▸ **Exercise**
Write out the whole listing word for word.

▸ **Material provided**
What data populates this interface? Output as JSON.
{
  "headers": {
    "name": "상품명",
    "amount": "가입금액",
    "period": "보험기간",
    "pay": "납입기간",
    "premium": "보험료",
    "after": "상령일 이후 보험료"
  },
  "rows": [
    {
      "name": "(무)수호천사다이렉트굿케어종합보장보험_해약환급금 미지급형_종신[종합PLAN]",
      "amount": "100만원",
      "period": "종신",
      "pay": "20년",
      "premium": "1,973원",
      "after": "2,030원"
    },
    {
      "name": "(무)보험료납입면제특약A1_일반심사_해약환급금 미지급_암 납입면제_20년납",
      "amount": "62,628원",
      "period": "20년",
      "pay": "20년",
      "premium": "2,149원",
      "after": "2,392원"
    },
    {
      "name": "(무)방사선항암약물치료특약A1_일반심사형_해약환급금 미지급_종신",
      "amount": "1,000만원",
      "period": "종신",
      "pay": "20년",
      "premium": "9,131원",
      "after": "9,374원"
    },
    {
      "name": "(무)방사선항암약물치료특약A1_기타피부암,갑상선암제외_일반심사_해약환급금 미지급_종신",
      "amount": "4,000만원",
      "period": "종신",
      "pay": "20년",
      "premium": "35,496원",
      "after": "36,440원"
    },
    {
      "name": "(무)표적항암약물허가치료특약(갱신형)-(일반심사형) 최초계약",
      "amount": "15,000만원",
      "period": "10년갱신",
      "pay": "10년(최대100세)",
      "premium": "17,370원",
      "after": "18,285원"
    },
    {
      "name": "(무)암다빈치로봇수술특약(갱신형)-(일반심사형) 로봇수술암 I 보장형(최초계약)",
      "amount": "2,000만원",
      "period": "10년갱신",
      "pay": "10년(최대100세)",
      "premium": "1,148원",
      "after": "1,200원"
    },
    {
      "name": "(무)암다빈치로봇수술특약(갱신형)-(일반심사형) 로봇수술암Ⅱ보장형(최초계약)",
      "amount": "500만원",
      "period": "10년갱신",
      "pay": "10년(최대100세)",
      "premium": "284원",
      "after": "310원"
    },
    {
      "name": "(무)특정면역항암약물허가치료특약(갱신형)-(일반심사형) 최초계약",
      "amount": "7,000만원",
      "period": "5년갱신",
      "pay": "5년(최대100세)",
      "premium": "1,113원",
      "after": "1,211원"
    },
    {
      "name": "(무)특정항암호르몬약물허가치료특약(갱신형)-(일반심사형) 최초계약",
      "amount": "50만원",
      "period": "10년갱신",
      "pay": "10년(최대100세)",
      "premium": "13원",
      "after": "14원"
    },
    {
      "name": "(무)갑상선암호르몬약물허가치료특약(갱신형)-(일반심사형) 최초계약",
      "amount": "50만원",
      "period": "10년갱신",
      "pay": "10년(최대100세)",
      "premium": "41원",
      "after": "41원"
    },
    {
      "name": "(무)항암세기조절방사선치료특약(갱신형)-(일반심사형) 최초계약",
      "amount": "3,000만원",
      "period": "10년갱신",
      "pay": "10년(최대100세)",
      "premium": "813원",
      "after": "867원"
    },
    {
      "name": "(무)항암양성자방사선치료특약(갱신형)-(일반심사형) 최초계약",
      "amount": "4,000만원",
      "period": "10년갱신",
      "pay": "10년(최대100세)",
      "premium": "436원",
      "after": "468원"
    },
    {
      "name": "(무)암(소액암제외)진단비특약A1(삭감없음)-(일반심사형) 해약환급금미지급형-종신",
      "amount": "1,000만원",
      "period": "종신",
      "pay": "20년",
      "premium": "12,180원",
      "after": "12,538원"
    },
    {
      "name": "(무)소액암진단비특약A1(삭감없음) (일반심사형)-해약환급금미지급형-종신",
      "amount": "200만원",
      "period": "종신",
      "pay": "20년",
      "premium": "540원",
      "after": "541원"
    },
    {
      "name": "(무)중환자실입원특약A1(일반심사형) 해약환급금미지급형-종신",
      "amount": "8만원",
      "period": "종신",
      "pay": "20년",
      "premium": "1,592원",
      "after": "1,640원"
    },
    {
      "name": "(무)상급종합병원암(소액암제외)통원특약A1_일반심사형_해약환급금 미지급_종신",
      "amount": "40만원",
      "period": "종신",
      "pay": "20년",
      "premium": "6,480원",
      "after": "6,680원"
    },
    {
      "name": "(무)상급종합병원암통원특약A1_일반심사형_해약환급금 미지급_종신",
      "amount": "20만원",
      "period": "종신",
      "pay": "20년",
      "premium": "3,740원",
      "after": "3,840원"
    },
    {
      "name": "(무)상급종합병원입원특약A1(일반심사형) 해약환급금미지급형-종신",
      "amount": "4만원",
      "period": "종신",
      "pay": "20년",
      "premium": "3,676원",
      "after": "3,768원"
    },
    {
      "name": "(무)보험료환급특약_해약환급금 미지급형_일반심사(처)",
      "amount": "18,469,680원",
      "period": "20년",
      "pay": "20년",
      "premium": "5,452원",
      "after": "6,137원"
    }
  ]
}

▸ **Expected answer**
What data populates this interface? Output as JSON.
{
  "headers": {
    "name": "상품명",
    "amount": "가입금액",
    "period": "보험기간",
    "pay": "납입기간",
    "premium": "보험료",
    "after": "상령일 이후 보험료"
  },
  "rows": [
    {
      "name": "(무)수호천사다이렉트굿케어종합보장보험_해약환급금 미지급형_종신[종합PLAN]",
      "amount": "100만원",
      "period": "종신",
      "pay": "20년",
      "premium": "1,973원",
      "after": "2,030원"
    },
    {
      "name": "(무)보험료납입면제특약A1_일반심사_해약환급금 미지급_암 납입면제_20년납",
      "amount": "62,628원",
      "period": "20년",
      "pay": "20년",
      "premium": "2,149원",
      "after": "2,392원"
    },
    {
      "name": "(무)방사선항암약물치료특약A1_일반심사형_해약환급금 미지급_종신",
      "amount": "1,000만원",
      "period": "종신",
      "pay": "20년",
      "premium": "9,131원",
      "after": "9,374원"
    },
    {
      "name": "(무)방사선항암약물치료특약A1_기타피부암,갑상선암제외_일반심사_해약환급금 미지급_종신",
      "amount": "4,000만원",
      "period": "종신",
      "pay": "20년",
      "premium": "35,496원",
      "after": "36,440원"
    },
    {
      "name": "(무)표적항암약물허가치료특약(갱신형)-(일반심사형) 최초계약",
      "amount": "15,000만원",
      "period": "10년갱신",
      "pay": "10년(최대100세)",
      "premium": "17,370원",
      "after": "18,285원"
    },
    {
      "name": "(무)암다빈치로봇수술특약(갱신형)-(일반심사형) 로봇수술암 I 보장형(최초계약)",
      "amount": "2,000만원",
      "period": "10년갱신",
      "pay": "10년(최대100세)",
      "premium": "1,148원",
      "after": "1,200원"
    },
    {
      "name": "(무)암다빈치로봇수술특약(갱신형)-(일반심사형) 로봇수술암Ⅱ보장형(최초계약)",
      "amount": "500만원",
      "period": "10년갱신",
      "pay": "10년(최대100세)",
      "premium": "284원",
      "after": "310원"
    },
    {
      "name": "(무)특정면역항암약물허가치료특약(갱신형)-(일반심사형) 최초계약",
      "amount": "7,000만원",
      "period": "5년갱신",
      "pay": "5년(최대100세)",
      "premium": "1,113원",
      "after": "1,211원"
    },
    {
      "name": "(무)특정항암호르몬약물허가치료특약(갱신형)-(일반심사형) 최초계약",
      "amount": "50만원",
      "period": "10년갱신",
      "pay": "10년(최대100세)",
      "premium": "13원",
      "after": "14원"
    },
    {
      "name": "(무)갑상선암호르몬약물허가치료특약(갱신형)-(일반심사형) 최초계약",
      "amount": "50만원",
      "period": "10년갱신",
      "pay": "10년(최대100세)",
      "premium": "41원",
      "after": "41원"
    },
    {
      "name": "(무)항암세기조절방사선치료특약(갱신형)-(일반심사형) 최초계약",
      "amount": "3,000만원",
      "period": "10년갱신",
      "pay": "10년(최대100세)",
      "premium": "813원",
      "after": "867원"
    },
    {
      "name": "(무)항암양성자방사선치료특약(갱신형)-(일반심사형) 최초계약",
      "amount": "4,000만원",
      "period": "10년갱신",
      "pay": "10년(최대100세)",
      "premium": "436원",
      "after": "468원"
    },
    {
      "name": "(무)암(소액암제외)진단비특약A1(삭감없음)-(일반심사형) 해약환급금미지급형-종신",
      "amount": "1,000만원",
      "period": "종신",
      "pay": "20년",
      "premium": "12,180원",
      "after": "12,538원"
    },
    {
      "name": "(무)소액암진단비특약A1(삭감없음) (일반심사형)-해약환급금미지급형-종신",
      "amount": "200만원",
      "period": "종신",
      "pay": "20년",
      "premium": "540원",
      "after": "541원"
    },
    {
      "name": "(무)중환자실입원특약A1(일반심사형) 해약환급금미지급형-종신",
      "amount": "8만원",
      "period": "종신",
      "pay": "20년",
      "premium": "1,592원",
      "after": "1,640원"
    },
    {
      "name": "(무)상급종합병원암(소액암제외)통원특약A1_일반심사형_해약환급금 미지급_종신",
      "amount": "40만원",
      "period": "종신",
      "pay": "20년",
      "premium": "6,480원",
      "after": "6,680원"
    },
    {
      "name": "(무)상급종합병원암통원특약A1_일반심사형_해약환급금 미지급_종신",
      "amount": "20만원",
      "period": "종신",
      "pay": "20년",
      "premium": "3,740원",
      "after": "3,840원"
    },
    {
      "name": "(무)상급종합병원입원특약A1(일반심사형) 해약환급금미지급형-종신",
      "amount": "4만원",
      "period": "종신",
      "pay": "20년",
      "premium": "3,676원",
      "after": "3,768원"
    },
    {
      "name": "(무)보험료환급특약_해약환급금 미지급형_일반심사(처)",
      "amount": "18,469,680원",
      "period": "20년",
      "pay": "20년",
      "premium": "5,452원",
      "after": "6,137원"
    }
  ]
}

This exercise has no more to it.